[Start of section]

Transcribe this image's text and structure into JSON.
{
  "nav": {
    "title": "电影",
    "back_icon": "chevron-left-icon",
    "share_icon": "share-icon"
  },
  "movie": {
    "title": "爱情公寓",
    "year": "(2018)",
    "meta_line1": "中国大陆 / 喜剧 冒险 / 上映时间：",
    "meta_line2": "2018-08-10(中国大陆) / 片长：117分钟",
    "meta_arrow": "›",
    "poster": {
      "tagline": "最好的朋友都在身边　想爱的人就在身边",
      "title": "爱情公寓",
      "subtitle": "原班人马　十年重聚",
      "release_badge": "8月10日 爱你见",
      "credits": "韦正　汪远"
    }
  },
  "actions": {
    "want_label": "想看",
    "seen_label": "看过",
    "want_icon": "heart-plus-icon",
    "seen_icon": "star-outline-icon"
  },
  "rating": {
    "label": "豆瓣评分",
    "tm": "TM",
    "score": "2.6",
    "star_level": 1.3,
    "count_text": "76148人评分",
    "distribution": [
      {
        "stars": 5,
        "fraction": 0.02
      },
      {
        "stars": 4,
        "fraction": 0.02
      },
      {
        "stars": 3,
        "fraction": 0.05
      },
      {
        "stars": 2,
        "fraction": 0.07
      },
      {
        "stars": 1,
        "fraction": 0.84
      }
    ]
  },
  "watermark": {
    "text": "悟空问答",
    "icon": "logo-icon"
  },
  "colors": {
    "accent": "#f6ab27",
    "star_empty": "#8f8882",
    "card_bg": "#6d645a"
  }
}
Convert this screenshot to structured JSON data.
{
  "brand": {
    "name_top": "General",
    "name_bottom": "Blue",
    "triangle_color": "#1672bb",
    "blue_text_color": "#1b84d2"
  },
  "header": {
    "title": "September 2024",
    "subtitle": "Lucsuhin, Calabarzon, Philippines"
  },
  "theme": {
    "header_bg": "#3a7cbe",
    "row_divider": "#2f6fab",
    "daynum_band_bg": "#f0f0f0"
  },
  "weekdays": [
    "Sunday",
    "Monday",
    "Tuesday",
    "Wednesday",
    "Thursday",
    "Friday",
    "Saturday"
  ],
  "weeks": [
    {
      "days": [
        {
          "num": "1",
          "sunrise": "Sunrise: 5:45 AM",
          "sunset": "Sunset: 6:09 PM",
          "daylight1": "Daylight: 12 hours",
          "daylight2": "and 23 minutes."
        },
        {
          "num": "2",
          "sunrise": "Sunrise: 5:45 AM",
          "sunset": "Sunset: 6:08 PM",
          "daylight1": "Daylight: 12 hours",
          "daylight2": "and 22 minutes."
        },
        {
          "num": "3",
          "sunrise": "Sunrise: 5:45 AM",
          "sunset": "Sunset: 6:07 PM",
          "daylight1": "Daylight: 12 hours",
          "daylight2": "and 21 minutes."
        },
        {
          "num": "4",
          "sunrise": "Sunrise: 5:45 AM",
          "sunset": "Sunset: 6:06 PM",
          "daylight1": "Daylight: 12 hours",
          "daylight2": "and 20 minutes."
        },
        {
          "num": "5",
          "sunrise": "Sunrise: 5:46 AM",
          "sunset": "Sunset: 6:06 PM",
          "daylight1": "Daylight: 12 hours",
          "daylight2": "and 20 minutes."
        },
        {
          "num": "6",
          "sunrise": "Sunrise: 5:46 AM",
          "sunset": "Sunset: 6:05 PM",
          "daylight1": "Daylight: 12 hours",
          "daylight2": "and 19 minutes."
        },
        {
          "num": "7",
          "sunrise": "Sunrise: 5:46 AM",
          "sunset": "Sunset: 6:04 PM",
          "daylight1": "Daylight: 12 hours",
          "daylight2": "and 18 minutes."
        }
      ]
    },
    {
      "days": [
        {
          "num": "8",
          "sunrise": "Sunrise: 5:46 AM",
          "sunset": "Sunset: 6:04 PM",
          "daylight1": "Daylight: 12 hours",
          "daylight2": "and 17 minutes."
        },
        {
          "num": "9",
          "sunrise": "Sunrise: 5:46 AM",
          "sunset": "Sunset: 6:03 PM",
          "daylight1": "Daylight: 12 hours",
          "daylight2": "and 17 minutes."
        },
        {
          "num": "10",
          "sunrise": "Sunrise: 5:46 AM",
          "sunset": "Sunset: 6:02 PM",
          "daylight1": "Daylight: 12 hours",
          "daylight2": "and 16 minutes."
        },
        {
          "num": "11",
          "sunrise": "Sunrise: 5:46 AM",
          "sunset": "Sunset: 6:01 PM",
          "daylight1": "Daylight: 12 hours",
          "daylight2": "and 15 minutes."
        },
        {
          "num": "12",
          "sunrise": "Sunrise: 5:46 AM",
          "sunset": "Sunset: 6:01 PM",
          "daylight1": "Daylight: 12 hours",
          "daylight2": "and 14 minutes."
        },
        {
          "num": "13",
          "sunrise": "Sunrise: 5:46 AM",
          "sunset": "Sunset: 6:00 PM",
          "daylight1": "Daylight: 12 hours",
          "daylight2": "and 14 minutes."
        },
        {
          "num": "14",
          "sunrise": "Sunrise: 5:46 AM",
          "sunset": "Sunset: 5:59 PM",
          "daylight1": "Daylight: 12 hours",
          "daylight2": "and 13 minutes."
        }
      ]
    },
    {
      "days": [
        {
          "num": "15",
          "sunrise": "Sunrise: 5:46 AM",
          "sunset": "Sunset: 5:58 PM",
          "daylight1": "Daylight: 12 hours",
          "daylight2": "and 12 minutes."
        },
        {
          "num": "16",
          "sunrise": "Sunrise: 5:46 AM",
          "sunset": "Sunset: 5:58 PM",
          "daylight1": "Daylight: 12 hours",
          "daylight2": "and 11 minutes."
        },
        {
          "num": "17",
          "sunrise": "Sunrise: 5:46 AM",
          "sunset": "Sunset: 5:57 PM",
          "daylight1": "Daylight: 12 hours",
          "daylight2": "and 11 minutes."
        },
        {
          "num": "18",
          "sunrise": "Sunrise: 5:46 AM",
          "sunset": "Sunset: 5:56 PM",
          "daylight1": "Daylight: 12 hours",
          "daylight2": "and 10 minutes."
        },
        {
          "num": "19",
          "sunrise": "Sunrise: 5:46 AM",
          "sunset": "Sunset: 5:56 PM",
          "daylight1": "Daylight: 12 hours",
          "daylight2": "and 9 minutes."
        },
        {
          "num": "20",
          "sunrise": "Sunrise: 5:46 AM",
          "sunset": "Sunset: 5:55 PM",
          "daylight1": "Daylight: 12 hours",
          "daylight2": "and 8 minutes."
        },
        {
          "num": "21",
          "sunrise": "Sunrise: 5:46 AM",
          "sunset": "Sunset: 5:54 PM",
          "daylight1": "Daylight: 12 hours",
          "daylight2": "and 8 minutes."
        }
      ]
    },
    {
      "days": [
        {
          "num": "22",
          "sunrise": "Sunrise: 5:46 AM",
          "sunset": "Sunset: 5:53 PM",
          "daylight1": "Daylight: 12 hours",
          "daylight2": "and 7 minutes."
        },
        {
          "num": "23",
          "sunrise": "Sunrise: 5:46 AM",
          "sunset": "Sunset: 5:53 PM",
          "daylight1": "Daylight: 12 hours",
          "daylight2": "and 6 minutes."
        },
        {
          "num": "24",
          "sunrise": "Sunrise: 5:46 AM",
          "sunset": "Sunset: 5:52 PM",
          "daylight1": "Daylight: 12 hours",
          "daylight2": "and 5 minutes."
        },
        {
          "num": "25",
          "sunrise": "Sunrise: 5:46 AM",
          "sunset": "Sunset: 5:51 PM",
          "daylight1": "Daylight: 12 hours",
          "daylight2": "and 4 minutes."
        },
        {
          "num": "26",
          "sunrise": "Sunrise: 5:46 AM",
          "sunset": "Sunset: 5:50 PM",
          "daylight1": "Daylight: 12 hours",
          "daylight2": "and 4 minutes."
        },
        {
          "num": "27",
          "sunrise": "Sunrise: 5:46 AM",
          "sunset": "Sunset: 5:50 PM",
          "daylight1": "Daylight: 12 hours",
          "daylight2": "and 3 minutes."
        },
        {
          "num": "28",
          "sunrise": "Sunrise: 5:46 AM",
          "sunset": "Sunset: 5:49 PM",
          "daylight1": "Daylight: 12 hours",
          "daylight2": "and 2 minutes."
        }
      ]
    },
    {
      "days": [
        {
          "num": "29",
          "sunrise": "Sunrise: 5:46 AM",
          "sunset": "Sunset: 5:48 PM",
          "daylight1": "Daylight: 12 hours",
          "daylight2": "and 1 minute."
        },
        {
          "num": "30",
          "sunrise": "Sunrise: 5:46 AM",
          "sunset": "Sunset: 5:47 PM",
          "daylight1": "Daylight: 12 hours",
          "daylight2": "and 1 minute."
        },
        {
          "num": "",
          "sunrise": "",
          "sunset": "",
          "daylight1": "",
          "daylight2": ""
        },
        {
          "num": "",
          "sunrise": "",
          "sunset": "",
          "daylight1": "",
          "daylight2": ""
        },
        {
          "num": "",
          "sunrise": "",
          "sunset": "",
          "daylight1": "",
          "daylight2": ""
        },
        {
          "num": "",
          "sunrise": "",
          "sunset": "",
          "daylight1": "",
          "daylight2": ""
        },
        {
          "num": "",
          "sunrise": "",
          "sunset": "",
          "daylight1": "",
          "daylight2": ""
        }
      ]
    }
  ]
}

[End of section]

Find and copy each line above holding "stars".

        "stars": 5,
        "stars": 4,
        "stars": 3,
        "stars": 2,
        "stars": 1,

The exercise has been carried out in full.